EXERCISE DETAILS: Scan the records for the string "Dofollow" and state how many lines contain it, using the number alone.

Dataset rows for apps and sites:
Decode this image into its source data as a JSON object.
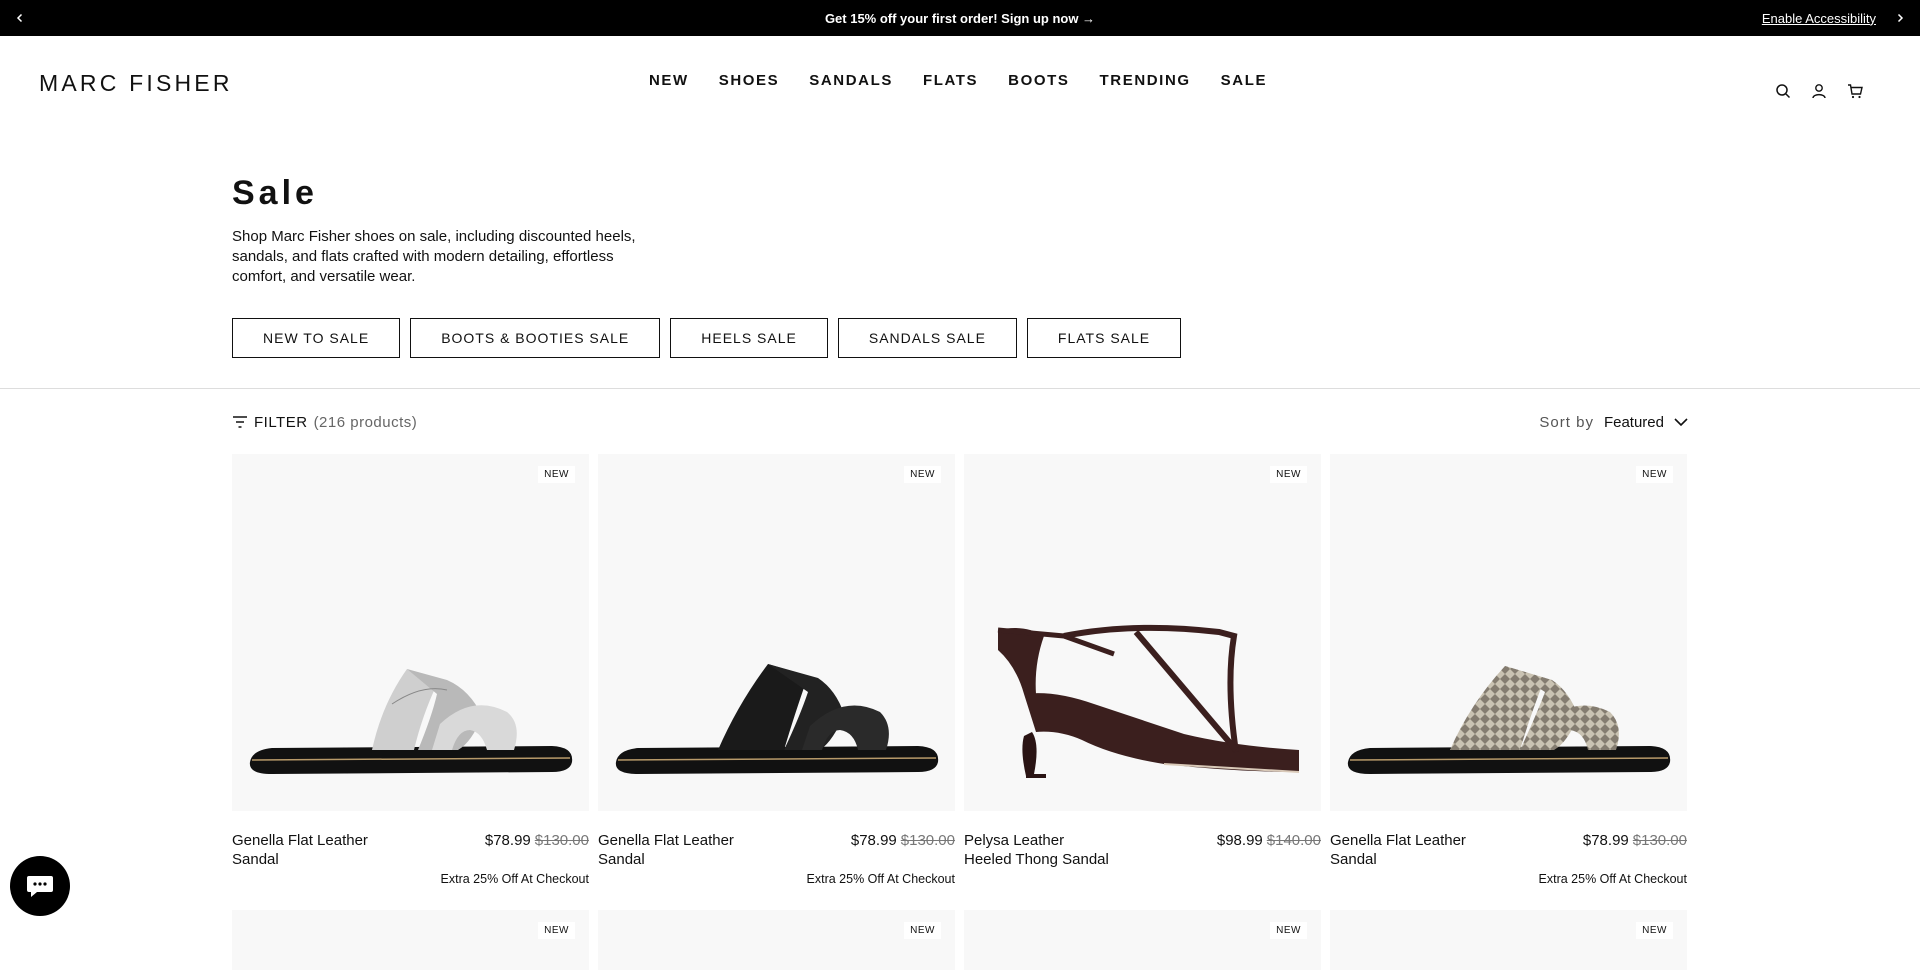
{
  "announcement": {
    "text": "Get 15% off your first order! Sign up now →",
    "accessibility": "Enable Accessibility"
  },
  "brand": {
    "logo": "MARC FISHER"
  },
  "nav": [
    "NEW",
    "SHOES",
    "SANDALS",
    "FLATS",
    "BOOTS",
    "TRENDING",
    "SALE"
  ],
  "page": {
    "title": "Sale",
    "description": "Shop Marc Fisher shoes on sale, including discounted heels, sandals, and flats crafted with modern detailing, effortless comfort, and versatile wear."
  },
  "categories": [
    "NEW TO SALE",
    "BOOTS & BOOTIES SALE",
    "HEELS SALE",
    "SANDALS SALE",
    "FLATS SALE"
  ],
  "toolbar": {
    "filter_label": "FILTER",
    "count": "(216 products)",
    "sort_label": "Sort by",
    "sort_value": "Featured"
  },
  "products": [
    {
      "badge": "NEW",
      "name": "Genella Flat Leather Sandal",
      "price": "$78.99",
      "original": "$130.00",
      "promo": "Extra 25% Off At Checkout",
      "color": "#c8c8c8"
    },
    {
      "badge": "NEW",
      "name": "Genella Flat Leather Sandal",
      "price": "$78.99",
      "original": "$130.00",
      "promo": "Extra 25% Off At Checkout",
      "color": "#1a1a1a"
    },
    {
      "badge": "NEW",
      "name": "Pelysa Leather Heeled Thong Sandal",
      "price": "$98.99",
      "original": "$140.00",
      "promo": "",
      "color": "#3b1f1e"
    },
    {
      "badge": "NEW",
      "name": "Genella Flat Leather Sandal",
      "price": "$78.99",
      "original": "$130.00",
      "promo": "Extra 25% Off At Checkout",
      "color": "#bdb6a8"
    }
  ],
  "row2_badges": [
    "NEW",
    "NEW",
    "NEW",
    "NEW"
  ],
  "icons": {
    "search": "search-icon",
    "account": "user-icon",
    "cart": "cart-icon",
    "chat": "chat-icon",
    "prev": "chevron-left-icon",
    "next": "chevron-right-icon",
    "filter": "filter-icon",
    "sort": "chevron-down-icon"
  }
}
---
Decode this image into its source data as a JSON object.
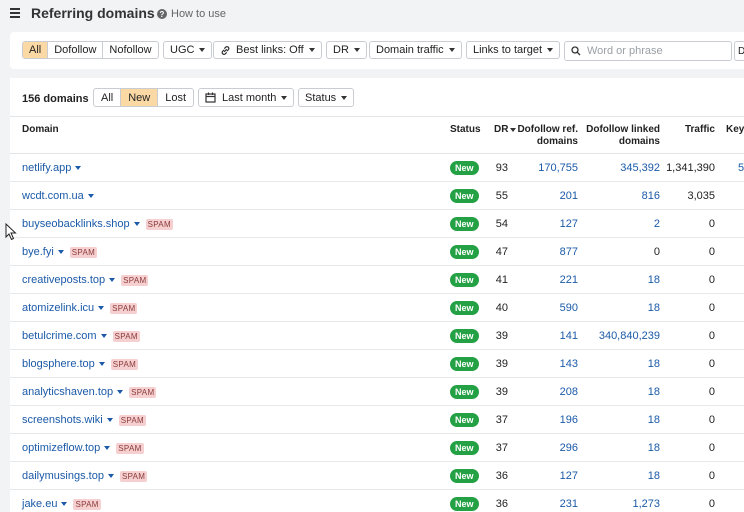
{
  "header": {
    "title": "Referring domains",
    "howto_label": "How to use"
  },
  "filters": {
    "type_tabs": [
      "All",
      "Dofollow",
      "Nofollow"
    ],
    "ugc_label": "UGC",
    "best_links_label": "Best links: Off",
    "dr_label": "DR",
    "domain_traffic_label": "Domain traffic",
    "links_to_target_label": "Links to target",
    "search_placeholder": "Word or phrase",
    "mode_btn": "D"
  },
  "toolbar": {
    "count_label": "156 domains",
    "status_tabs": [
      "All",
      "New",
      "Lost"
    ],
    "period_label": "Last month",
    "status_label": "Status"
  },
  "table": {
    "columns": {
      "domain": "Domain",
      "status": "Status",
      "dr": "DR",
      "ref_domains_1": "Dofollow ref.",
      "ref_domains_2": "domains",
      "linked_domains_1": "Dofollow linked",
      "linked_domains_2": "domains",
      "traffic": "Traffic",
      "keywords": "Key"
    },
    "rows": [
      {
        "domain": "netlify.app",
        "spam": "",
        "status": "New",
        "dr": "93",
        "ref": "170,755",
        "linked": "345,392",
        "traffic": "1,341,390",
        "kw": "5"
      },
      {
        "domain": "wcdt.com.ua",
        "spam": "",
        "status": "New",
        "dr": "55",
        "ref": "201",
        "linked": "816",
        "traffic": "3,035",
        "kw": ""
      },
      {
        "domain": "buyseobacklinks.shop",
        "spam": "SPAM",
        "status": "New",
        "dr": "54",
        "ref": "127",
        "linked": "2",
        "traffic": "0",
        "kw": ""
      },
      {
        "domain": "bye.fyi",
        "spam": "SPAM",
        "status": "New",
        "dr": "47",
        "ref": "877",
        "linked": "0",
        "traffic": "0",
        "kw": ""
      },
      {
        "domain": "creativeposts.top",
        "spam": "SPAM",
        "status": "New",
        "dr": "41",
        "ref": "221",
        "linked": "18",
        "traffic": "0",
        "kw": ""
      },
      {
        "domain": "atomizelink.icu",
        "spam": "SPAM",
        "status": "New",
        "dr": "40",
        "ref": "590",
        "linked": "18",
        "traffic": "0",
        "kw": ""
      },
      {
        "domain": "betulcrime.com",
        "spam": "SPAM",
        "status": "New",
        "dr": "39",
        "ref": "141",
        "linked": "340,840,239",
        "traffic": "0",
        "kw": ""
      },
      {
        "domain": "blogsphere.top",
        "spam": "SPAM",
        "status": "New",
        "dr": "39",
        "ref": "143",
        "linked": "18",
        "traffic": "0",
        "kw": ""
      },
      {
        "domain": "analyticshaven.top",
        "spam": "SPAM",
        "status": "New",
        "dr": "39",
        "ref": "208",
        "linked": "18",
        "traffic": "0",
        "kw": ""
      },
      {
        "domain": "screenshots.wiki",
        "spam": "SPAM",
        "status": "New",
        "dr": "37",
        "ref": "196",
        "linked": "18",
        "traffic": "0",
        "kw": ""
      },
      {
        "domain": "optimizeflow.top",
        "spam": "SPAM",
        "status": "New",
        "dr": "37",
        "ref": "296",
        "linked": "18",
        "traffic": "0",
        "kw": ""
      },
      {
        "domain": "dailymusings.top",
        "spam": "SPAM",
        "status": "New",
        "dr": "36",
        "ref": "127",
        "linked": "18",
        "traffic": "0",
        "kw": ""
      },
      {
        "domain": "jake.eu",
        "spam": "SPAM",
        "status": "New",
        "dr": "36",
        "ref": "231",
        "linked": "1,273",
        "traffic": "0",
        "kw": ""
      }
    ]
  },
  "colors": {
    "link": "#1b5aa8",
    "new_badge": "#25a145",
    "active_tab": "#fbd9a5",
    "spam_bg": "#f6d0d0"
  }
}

FINISHED TASK: 3